Exercise directions: Pull every line holding the string "heading" from the records below.

Listed entries:
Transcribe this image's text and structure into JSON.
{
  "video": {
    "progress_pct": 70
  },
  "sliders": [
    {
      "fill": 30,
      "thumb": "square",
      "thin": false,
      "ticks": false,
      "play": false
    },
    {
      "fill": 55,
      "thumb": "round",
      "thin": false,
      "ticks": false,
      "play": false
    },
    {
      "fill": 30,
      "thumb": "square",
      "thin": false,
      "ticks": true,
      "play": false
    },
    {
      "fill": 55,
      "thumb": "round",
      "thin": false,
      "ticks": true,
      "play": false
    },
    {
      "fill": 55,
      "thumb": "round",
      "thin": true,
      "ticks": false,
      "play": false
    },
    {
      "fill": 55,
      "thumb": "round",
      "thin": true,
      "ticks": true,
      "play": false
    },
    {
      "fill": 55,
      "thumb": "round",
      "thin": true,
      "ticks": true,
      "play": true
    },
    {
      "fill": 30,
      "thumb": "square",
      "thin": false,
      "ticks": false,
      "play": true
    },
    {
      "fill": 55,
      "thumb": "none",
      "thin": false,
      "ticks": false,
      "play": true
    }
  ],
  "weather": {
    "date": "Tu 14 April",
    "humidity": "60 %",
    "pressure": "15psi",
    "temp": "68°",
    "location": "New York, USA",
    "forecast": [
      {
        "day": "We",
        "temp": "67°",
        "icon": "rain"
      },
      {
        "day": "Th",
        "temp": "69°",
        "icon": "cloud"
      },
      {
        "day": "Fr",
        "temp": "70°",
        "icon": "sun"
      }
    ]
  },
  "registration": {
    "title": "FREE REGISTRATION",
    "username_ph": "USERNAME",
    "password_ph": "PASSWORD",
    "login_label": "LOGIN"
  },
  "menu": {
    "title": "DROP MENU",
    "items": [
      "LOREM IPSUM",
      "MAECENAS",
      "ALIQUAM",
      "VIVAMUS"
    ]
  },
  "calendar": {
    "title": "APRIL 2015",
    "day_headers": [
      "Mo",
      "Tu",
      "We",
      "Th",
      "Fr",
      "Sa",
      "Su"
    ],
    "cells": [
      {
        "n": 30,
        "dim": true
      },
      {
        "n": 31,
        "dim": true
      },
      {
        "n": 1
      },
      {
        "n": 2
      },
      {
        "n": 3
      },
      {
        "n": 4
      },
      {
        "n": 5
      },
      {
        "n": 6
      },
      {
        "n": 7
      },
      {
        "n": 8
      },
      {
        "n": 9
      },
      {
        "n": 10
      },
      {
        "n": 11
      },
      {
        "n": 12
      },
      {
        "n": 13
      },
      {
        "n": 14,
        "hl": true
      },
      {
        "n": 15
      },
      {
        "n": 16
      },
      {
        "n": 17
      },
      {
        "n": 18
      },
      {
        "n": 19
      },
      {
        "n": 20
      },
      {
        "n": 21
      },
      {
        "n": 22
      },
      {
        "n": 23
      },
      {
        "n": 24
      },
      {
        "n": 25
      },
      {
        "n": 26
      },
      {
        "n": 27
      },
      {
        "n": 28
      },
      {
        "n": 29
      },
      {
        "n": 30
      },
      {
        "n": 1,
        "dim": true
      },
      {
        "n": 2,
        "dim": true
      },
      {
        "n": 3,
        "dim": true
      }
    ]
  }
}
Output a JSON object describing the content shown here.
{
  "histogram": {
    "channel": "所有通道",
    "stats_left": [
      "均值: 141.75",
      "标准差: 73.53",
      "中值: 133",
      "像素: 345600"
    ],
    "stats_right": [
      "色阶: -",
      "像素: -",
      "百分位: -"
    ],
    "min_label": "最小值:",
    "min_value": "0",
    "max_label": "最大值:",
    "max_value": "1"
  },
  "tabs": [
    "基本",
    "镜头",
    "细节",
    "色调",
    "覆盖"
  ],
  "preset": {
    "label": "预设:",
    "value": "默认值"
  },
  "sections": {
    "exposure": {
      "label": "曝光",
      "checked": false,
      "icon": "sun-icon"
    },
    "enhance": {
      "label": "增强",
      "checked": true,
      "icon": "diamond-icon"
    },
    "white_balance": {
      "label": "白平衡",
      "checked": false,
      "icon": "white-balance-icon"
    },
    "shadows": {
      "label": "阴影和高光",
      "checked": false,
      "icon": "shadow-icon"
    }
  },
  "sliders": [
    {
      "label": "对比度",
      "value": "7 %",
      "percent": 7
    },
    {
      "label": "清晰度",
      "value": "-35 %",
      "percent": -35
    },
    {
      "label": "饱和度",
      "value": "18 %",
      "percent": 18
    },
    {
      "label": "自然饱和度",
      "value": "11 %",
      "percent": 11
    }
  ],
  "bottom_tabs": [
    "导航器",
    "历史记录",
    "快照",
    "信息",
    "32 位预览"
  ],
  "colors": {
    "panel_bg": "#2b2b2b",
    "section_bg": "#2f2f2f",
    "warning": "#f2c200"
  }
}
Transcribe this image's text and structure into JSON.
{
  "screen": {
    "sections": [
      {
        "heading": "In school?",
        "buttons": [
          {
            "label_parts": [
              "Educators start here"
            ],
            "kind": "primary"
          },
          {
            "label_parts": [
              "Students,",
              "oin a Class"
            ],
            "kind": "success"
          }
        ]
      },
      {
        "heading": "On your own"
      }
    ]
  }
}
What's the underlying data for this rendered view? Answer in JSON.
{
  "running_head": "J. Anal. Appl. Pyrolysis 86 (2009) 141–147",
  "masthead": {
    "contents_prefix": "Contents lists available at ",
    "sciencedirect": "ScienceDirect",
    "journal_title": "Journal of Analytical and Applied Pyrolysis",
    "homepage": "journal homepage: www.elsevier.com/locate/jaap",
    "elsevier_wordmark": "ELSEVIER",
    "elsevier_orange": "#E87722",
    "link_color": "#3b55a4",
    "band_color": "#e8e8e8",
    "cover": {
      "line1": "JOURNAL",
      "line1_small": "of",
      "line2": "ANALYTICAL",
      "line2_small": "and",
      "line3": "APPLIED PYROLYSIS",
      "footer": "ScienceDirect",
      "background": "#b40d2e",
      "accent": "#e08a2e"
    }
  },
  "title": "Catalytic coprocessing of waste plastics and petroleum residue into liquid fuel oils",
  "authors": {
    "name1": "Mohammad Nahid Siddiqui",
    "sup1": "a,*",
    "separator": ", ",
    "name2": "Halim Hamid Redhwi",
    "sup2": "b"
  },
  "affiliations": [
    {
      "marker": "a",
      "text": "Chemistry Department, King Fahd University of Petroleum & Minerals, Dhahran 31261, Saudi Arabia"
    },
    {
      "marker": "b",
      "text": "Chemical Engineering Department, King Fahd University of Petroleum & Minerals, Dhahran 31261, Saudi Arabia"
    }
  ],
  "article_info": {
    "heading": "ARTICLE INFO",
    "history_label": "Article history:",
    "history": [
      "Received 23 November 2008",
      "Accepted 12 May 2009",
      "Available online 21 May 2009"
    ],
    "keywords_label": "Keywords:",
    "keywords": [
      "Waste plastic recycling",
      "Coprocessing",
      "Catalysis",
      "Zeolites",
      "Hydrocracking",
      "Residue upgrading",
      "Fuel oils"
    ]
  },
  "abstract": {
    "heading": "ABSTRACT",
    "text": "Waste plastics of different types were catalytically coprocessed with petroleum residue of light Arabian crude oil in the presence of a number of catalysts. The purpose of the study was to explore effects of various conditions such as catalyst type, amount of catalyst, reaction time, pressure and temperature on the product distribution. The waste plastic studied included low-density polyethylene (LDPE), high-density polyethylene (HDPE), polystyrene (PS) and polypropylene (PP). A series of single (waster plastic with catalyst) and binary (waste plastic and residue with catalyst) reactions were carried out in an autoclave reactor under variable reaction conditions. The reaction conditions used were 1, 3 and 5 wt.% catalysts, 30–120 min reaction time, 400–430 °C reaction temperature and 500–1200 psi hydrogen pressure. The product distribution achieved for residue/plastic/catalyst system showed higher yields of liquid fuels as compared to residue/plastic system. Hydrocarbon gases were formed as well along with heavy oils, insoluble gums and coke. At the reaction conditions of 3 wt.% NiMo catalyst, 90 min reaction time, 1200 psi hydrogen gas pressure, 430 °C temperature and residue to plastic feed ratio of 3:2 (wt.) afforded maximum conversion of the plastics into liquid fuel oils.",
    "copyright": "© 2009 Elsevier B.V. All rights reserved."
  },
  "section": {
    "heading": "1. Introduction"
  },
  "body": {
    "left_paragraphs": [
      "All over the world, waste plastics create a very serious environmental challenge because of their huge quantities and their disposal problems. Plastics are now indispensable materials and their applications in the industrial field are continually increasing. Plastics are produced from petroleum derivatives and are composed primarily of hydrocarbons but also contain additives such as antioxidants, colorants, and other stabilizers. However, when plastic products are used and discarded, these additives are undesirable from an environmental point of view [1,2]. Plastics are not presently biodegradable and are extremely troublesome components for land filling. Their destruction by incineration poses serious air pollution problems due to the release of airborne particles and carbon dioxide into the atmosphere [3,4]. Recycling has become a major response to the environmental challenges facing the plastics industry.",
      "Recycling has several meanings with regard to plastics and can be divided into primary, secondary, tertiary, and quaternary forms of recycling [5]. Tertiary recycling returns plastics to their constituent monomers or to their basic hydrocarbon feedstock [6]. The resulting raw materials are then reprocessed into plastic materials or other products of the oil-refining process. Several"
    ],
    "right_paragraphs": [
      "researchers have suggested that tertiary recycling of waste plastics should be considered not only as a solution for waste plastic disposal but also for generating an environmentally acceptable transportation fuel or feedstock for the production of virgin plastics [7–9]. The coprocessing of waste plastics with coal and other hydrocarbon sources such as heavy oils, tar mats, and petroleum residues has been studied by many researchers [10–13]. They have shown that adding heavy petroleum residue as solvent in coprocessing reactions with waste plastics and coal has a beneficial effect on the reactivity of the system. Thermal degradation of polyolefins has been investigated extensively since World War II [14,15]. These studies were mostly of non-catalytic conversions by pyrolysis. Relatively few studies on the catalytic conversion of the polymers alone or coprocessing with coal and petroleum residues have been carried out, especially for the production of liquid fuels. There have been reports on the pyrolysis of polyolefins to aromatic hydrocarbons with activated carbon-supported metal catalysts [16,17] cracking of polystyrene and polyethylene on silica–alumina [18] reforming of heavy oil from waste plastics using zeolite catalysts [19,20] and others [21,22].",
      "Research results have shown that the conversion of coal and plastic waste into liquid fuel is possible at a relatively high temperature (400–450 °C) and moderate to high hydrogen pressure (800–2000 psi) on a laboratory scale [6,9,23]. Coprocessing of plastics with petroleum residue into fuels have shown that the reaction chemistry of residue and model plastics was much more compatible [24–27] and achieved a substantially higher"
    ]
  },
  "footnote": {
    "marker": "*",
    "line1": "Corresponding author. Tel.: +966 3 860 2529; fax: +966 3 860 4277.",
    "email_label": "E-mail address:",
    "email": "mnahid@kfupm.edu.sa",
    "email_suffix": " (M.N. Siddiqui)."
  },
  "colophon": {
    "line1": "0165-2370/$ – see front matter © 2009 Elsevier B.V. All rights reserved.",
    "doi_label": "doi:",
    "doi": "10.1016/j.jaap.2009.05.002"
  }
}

Worked solution:
        "heading": "In school?",
        "heading": "On your own"
    "heading": "ARTICLE INFO",
    "heading": "ABSTRACT",
    "heading": "1. Introduction"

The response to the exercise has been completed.